▽

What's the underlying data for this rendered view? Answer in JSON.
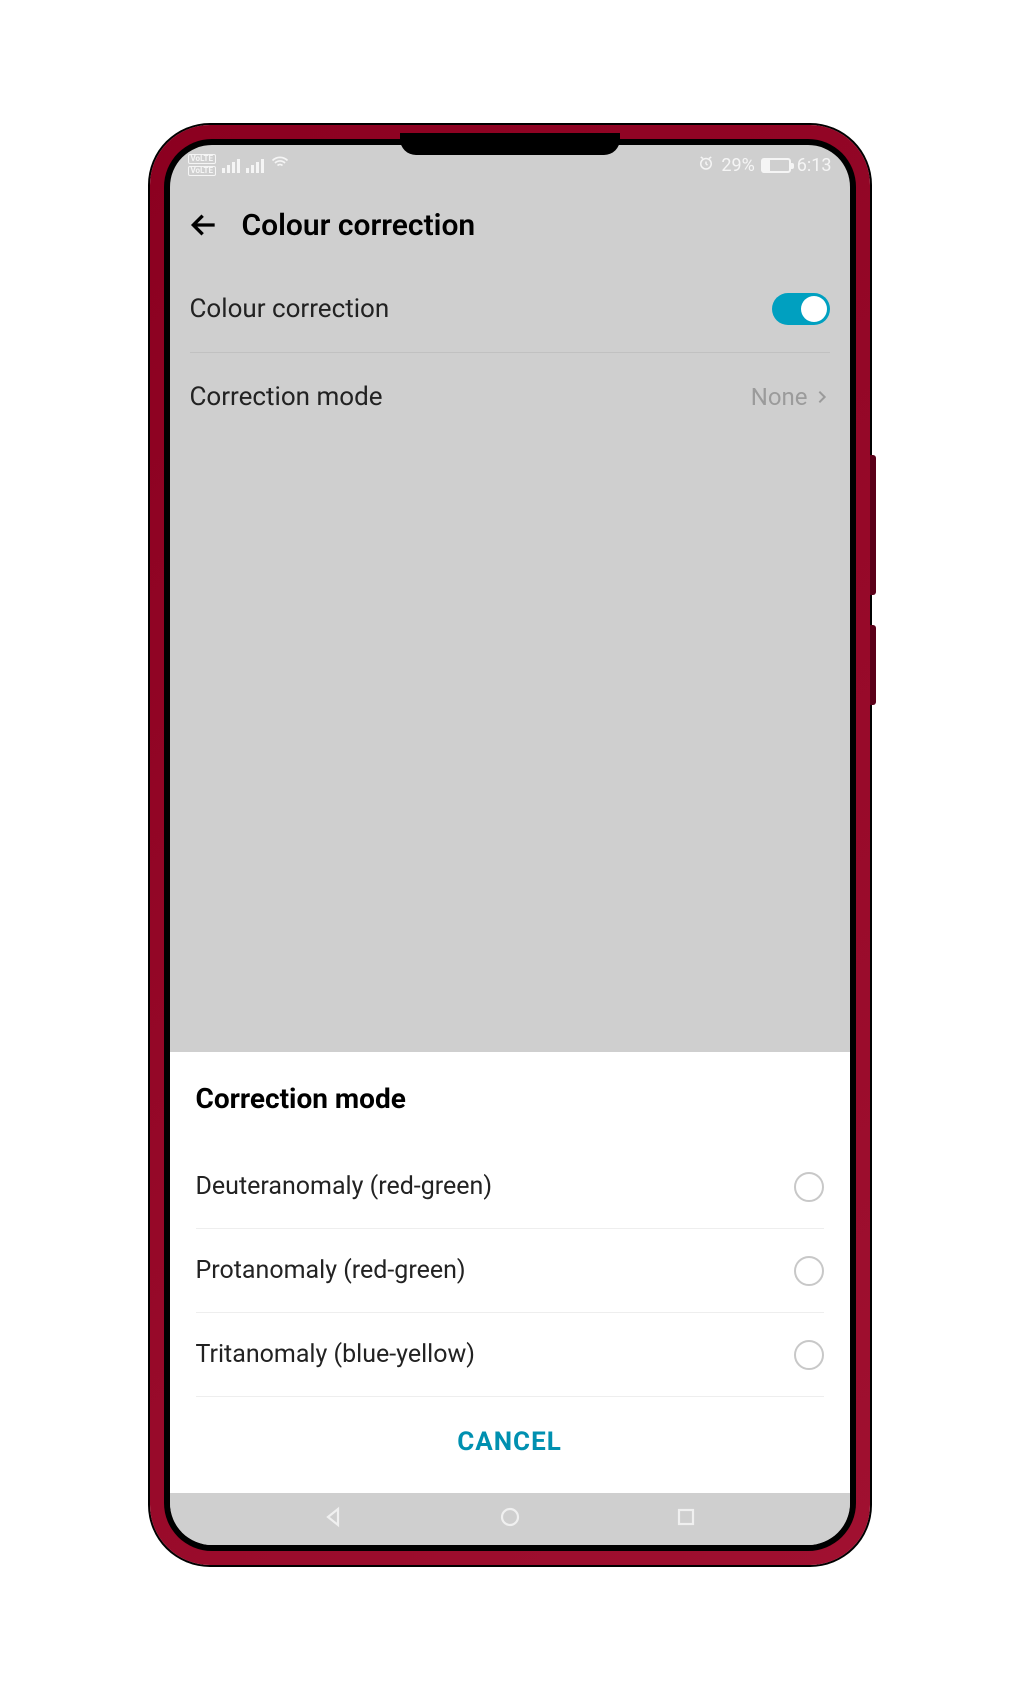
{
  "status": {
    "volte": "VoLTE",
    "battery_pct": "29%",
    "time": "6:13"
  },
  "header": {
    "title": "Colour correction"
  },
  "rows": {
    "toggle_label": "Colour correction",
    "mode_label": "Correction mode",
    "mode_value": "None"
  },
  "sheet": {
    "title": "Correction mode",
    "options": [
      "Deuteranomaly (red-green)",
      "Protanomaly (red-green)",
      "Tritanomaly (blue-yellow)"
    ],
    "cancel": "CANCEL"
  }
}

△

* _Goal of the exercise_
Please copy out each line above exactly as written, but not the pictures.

* _Solved exercise_
What's the underlying data for this rendered view? Answer in JSON.
{
  "status": {
    "volte": "VoLTE",
    "battery_pct": "29%",
    "time": "6:13"
  },
  "header": {
    "title": "Colour correction"
  },
  "rows": {
    "toggle_label": "Colour correction",
    "mode_label": "Correction mode",
    "mode_value": "None"
  },
  "sheet": {
    "title": "Correction mode",
    "options": [
      "Deuteranomaly (red-green)",
      "Protanomaly (red-green)",
      "Tritanomaly (blue-yellow)"
    ],
    "cancel": "CANCEL"
  }
}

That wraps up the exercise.